Does your child catch infections frequently, snore, or hear badly? This may be caused by the tonsils. Do you need to remove them? Many parents are afraid of this procedure because of a number of myths that have grown around it. This’s why we check if there’s cause for concern.
There are two tonsils in the pharynx and there is the so-called third tonsil in the rhinopharynx. ‘These are clusters of lymphatic tissue composed of cells engaged in the destruction of microorganisms that cause infections. Due to their location, they constitute a barrier that protects the body from pathogenic factors entering the organism together with inhaled air or through the digestive system,’ explains Agnieszka Strzembosz, MD, PhD, a laryngologist from the Medicover Hospital. The pharyngeal tonsil (called the third tonsil) is located on the posterior wall of the rhinopharynx, behind the soft palate and the uvula – it cannot be seen without specialist medical equipment. However, we can see the palatine tonsils with the naked eye, located symmetrically on both sides of the passage from the oral cavity to the throat.
When the tonsils enlarge
During an infection the tonsils enlarge because they produce more antibodies in order to fight microorganisms attacking the organism.
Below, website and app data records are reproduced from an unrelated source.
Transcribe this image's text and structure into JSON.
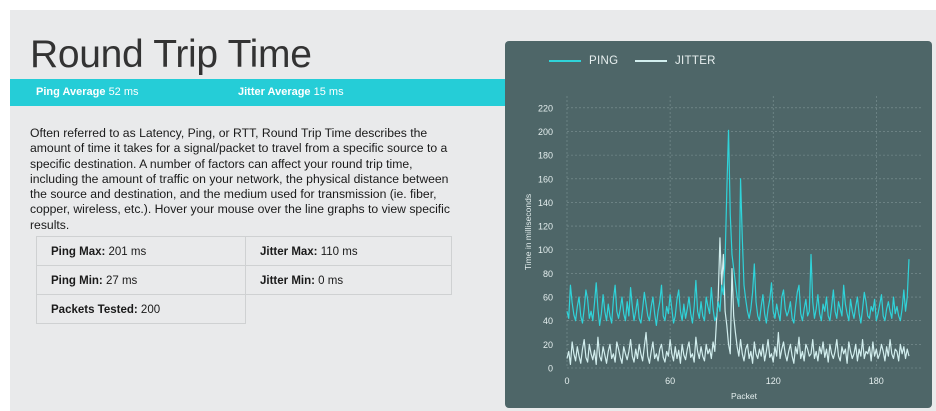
{
  "header": {
    "title": "Round Trip Time"
  },
  "summary": {
    "ping_label": "Ping Average",
    "ping_value": "52 ms",
    "jitter_label": "Jitter Average",
    "jitter_value": "15 ms"
  },
  "description": "Often referred to as Latency, Ping, or RTT, Round Trip Time describes the amount of time it takes for a signal/packet to travel from a specific source to a specific destination. A number of factors can affect your round trip time, including the amount of traffic on your network, the physical distance between the source and destination, and the medium used for transmission (ie. fiber, copper, wireless, etc.). Hover your mouse over the line graphs to view specific results.",
  "metrics": {
    "ping_max_label": "Ping Max:",
    "ping_max_value": "201 ms",
    "jitter_max_label": "Jitter Max:",
    "jitter_max_value": "110 ms",
    "ping_min_label": "Ping Min:",
    "ping_min_value": "27 ms",
    "jitter_min_label": "Jitter Min:",
    "jitter_min_value": "0 ms",
    "packets_label": "Packets Tested:",
    "packets_value": "200"
  },
  "colors": {
    "accent": "#25cdd7",
    "ping_line": "#2fd3d9",
    "jitter_line": "#d2eeee",
    "chart_bg": "#4e6668",
    "page_bg": "#e9eaeb"
  },
  "chart_data": {
    "type": "line",
    "title": "",
    "xlabel": "Packet",
    "ylabel": "Time in milliseconds",
    "xlim": [
      0,
      206
    ],
    "ylim": [
      0,
      230
    ],
    "x_ticks": [
      0,
      60,
      120,
      180
    ],
    "y_ticks": [
      0,
      20,
      40,
      60,
      80,
      100,
      120,
      140,
      160,
      180,
      200,
      220
    ],
    "grid": true,
    "legend_position": "top-left",
    "series": [
      {
        "name": "PING",
        "color": "#2fd3d9",
        "values": [
          48,
          42,
          70,
          55,
          45,
          40,
          52,
          60,
          44,
          38,
          50,
          66,
          58,
          42,
          48,
          40,
          55,
          72,
          50,
          36,
          46,
          62,
          48,
          40,
          54,
          44,
          38,
          58,
          70,
          48,
          42,
          50,
          60,
          46,
          40,
          56,
          44,
          68,
          52,
          40,
          48,
          58,
          42,
          38,
          50,
          64,
          54,
          44,
          40,
          52,
          60,
          46,
          36,
          48,
          56,
          70,
          44,
          40,
          52,
          46,
          62,
          50,
          38,
          44,
          58,
          66,
          48,
          40,
          54,
          42,
          50,
          60,
          46,
          38,
          52,
          74,
          48,
          42,
          56,
          44,
          40,
          60,
          52,
          46,
          68,
          50,
          40,
          44,
          56,
          48,
          70,
          62,
          92,
          150,
          201,
          130,
          96,
          84,
          72,
          60,
          52,
          160,
          110,
          70,
          58,
          48,
          42,
          50,
          64,
          88,
          56,
          44,
          40,
          52,
          62,
          46,
          38,
          50,
          58,
          72,
          48,
          42,
          54,
          46,
          40,
          60,
          66,
          50,
          44,
          48,
          56,
          42,
          38,
          52,
          64,
          70,
          46,
          40,
          50,
          58,
          44,
          48,
          96,
          56,
          42,
          50,
          62,
          46,
          40,
          54,
          48,
          60,
          44,
          40,
          52,
          66,
          48,
          42,
          56,
          50,
          44,
          70,
          54,
          46,
          40,
          58,
          48,
          42,
          52,
          60,
          46,
          38,
          50,
          64,
          56,
          44,
          42,
          52,
          48,
          58,
          40,
          46,
          54,
          62,
          44,
          40,
          50,
          56,
          48,
          42,
          60,
          46,
          52,
          44,
          40,
          50,
          66,
          48,
          60,
          92
        ]
      },
      {
        "name": "JITTER",
        "color": "#d2eeee",
        "values": [
          8,
          14,
          3,
          22,
          12,
          6,
          18,
          10,
          4,
          16,
          24,
          9,
          5,
          20,
          12,
          7,
          15,
          3,
          26,
          10,
          6,
          18,
          11,
          4,
          14,
          20,
          8,
          12,
          5,
          22,
          16,
          9,
          4,
          18,
          12,
          7,
          14,
          24,
          10,
          5,
          16,
          8,
          20,
          12,
          6,
          18,
          30,
          10,
          4,
          14,
          22,
          8,
          12,
          6,
          16,
          20,
          9,
          5,
          14,
          10,
          24,
          12,
          6,
          18,
          8,
          15,
          4,
          20,
          11,
          7,
          16,
          22,
          9,
          12,
          5,
          26,
          14,
          8,
          18,
          10,
          6,
          20,
          12,
          16,
          8,
          22,
          14,
          40,
          60,
          110,
          70,
          96,
          48,
          36,
          20,
          12,
          84,
          44,
          30,
          18,
          10,
          24,
          12,
          6,
          16,
          20,
          8,
          14,
          4,
          22,
          12,
          8,
          16,
          10,
          20,
          6,
          14,
          24,
          9,
          12,
          5,
          18,
          10,
          30,
          8,
          16,
          22,
          12,
          6,
          14,
          20,
          10,
          4,
          18,
          12,
          26,
          8,
          14,
          6,
          20,
          16,
          10,
          12,
          24,
          8,
          14,
          6,
          18,
          12,
          22,
          9,
          16,
          5,
          20,
          12,
          8,
          14,
          24,
          10,
          6,
          18,
          12,
          16,
          4,
          22,
          14,
          8,
          12,
          20,
          6,
          16,
          10,
          24,
          8,
          14,
          12,
          18,
          6,
          22,
          10,
          16,
          8,
          12,
          20,
          14,
          6,
          18,
          10,
          24,
          12,
          8,
          16,
          14,
          6,
          20,
          12,
          18,
          8,
          16,
          10
        ]
      }
    ]
  }
}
After recovery, they should return to their normal size; however, this does not always happen. Frequently recurring upper respiratory tract infections, allergies, asthma, or so-called oesophagopharyngeal reflux may lead to tonsil hypertrophy. If this happens, instead of serving as sentinels, they become hotbeds for bacteria. As a result, your child can become sick more often. Hypertrophied tonsils also disturb the patency of the nasal cavity, which means that the child may have a runny nose, breathe through their mouth, and talk ‘through the nose’ for many weeks or even months. This ailment also causes the child to sleep restlessly, snore, wake up coughing, or cough while sleeping and in the morning complain of headaches and tiredness. It can also hinder swallowing food, and result in speech disturbances and trouble hearing. ‘Hypertrophied tonsils can block a part of the auditory tube and the lack of ventilation can result in fluid concentration in the ear, which favours the development of otitis media. Therefore, if a child cannot catch what people are saying or they are constantly increasing the volume of the stories or cartoons they listen to, they should visit a doctor, as it may indicate hearing problems,’ adds Agnieszka Strzembosz, MD, PhD.
Should we remove them or not?
If we suspect that our child’s tonsils are enlarged, we should visit an otolaryngologist so the doctor can look at them. A fiberscope is currently used to do this. It’s a soft, thin cable with a small camera on the end that is several millimetres across that can be inserted into the nose. If the little patient cooperates with the doctor, this examination can be performed in a laryngological surgery even on a three-year-old. Otherwise, a fiberscope assessment can be done in an operating room under short general anaesthesia.
Based on the results of the examination and the analysis of the course of the disease, a specialist makes a decision concerning treatment. If the child’s condition hasn’t improved after preservative treatment and if the enlarged tonsils are hindering the child’s normal functions, an operation is necessary: either adenoidectomy (adenoid removal) or tonsillectomy (reduction of the size of the tonsils). The procedure lasts for approximately 30 minutes and the patient can often be discharged on the same day. ‘Usually on the first day it is recommended that the child be given painkillers and in specified cases antibiotic therapy is proscribed,’ says Agnieszka Strzembosz, MD, PhD. ‘Parents should also see to it that for several subsequent days the child stays at home, avoids physical exercise and hot and spicy food, and drinks a lot,’ she adds.
There are numerous myths concerning tonsil procedures, so it’s no wonder a large number of parents are afraid of surgical intervention. One such myth is that tonsils regrow and that removing them compromises your immunity. However, most of the time there is nothing to be afraid of and these statements are groundless if the procedure is preceded by a thorough analysis and assessment of the child’s health condition, as well as examinations. The risk of adenoid tissue regrowth or of the occurrence of temporary immunodeficiency after the operation can be determined on the basis of this assessment. ‘Adenoidectomy does not lead to immunodeficiency; however, in the case of tonsillectomy, susceptibility to infection can last for up to six months in some children. Therefore, after it is performed, parents should make sure that the child’s diet is appropriate and avoid large communities of children when there are upper respiratory tract infections going around, in particular in early spring or late autumn. It is also advisable to plan so-called climatic therapy, which means summer holidays at the seaside or winter holidays in the mountains,’ sums up Agnieszka Strzembosz, MD, PhD.